In terms of plot, the film is both circular and abstract– the narrative loops at least twice around before finding its way back to center, bringing us to the movie’s conclusion and climax. It starts off with our main character, a reporter by the name of Damien, who wins a game of Scrabble one night and is thus visited by a ghost. He ends up following it outside, down the street and towards the front of a large building. Visiting the buidling again the next morning, Damien meets it’s three female residents who seem to belong to something between a Christian commune and secret society, yet seem set on ignoring his presence. Getting permission to stay, Damien is drawn into the mysteries of the house, but soon finds himself fighting to escape. Bizarre? Yes. Cohesive? Sort of. Pretty to look at? You bet.
I can only speculate it’s the Brussels-based director’s background in visual art that helps her construct the images in her first feature film. Her usage of light and shadow is noteworthy, as they function to draw the viewer in and (at times) push the action forward– in the strange expansive building the film is predominantly set in, one is compelled into further rooms by light emanating from keyholes, drawn toward characters surrounded by halos of light in an otherwise unlit space. Shadows in corners move and shift, and one grows acutely aware (and afraid) of what lies just beyond the edge of the light. Indeed, I had a moment where I found myself consciously thankful for the invention of color photography– the film’s images were truly stunning, in particular the final scene featuring a “set” designed by artist Lucy McKenzie.

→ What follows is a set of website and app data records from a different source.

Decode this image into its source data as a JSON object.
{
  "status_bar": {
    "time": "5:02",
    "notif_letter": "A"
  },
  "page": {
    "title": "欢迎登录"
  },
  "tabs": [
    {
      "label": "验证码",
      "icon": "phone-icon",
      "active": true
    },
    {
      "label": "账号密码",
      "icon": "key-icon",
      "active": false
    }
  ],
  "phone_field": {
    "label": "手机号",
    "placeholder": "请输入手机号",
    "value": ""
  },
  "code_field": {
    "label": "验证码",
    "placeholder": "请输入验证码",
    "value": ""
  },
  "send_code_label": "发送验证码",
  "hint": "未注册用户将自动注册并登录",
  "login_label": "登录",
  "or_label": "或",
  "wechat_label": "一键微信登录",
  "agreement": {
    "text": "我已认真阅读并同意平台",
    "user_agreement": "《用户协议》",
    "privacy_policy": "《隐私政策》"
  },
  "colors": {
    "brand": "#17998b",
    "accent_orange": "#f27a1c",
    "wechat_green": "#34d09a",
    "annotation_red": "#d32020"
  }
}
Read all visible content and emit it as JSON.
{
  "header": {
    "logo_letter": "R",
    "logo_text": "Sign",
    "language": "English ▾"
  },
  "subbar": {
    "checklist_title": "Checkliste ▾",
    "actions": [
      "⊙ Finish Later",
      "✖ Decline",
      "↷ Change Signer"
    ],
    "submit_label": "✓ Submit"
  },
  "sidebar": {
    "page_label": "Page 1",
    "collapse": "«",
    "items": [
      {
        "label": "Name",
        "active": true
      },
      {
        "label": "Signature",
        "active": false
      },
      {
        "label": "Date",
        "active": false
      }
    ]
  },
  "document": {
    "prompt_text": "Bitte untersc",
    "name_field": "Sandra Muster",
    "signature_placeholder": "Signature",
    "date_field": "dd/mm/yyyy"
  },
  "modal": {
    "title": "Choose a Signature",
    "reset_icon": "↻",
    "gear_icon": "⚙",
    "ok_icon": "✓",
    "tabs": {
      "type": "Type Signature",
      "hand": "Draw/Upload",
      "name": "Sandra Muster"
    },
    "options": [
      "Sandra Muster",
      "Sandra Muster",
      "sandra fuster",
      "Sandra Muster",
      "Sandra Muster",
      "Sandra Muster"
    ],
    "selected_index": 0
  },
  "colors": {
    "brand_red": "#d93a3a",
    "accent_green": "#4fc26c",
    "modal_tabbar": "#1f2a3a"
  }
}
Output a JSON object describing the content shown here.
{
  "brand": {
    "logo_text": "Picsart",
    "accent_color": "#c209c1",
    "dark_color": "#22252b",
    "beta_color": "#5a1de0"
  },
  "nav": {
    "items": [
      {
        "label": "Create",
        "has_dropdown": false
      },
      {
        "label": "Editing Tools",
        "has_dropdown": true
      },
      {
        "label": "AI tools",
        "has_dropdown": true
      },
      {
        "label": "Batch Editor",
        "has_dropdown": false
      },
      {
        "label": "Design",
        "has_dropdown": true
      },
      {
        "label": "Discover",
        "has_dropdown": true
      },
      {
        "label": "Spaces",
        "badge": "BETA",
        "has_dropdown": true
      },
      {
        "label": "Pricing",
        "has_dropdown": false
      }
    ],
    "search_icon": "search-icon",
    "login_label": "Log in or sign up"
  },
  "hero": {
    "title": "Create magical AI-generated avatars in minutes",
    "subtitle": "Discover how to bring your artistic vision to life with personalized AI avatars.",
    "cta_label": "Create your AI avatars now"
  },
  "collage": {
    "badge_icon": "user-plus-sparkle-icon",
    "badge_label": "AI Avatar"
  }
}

The film’s ambient sound track by Nicholas Bussman only heightens the tension, bringing a general sense of unease and discomfort to the piece. The film’s characters maintain an apparent detachment from the story progressing around them, a reminder of Bresson’s preference for that austere acting style using non-professional players. At the same time, all this detachment and ambience can lead the viewer to lose interest, and I don’t quite see what the occasional slow motion scenes really add to the film. Additionally, Abracadabra’s brief ‘interlude’ mid-way along, adapting a scene from Saki’s 1911 short story The Open Window, seemed somewhat incongruous with the rest of the film.

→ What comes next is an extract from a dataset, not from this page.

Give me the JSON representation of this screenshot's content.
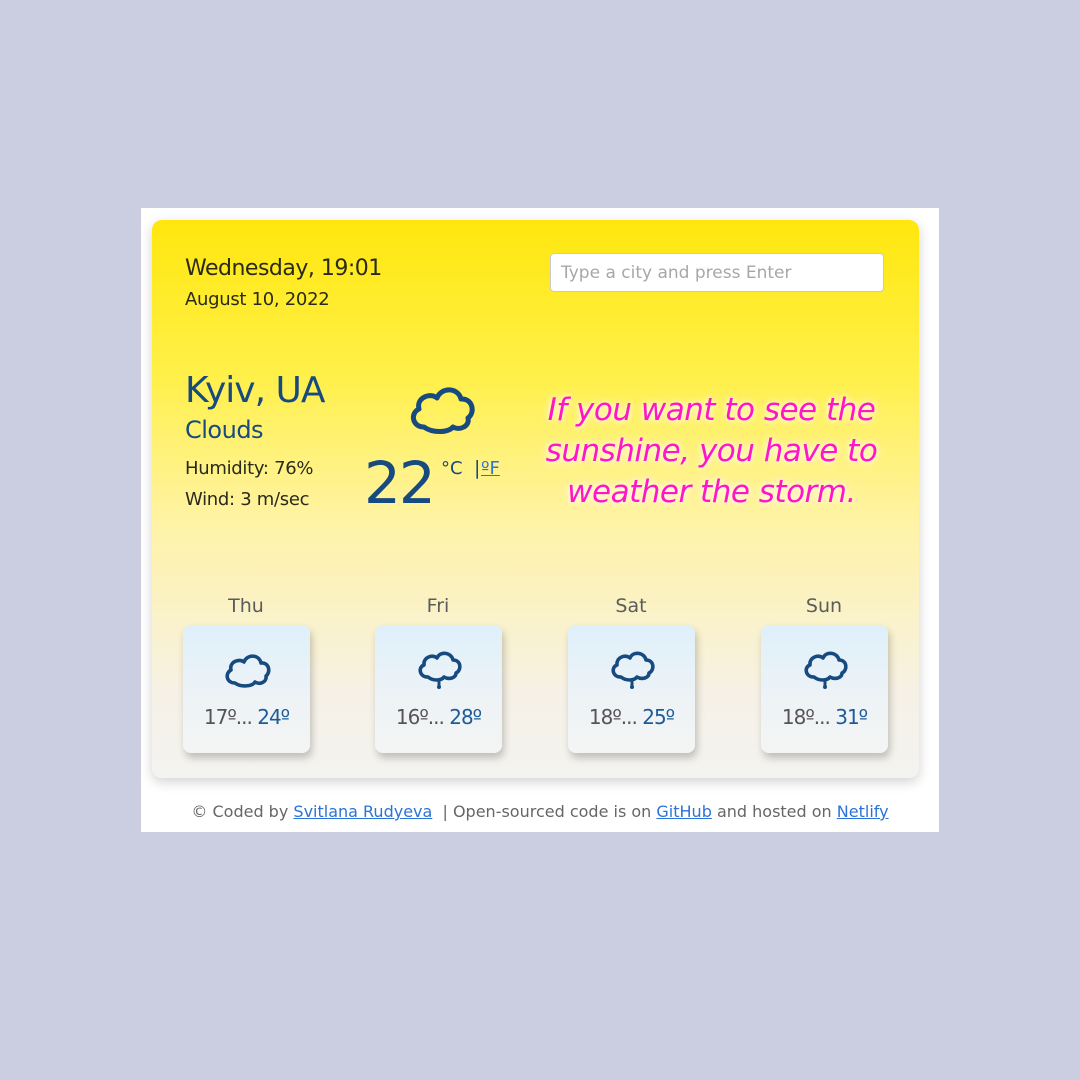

All this being said, while Abracadabra isn’t ground breaking, nor does it conform to the conventions of European art-house cinema, and challenge traditional notions of the ‘horror’ genre. There’s still a lot going for it, and the film remains a pleasure to watch.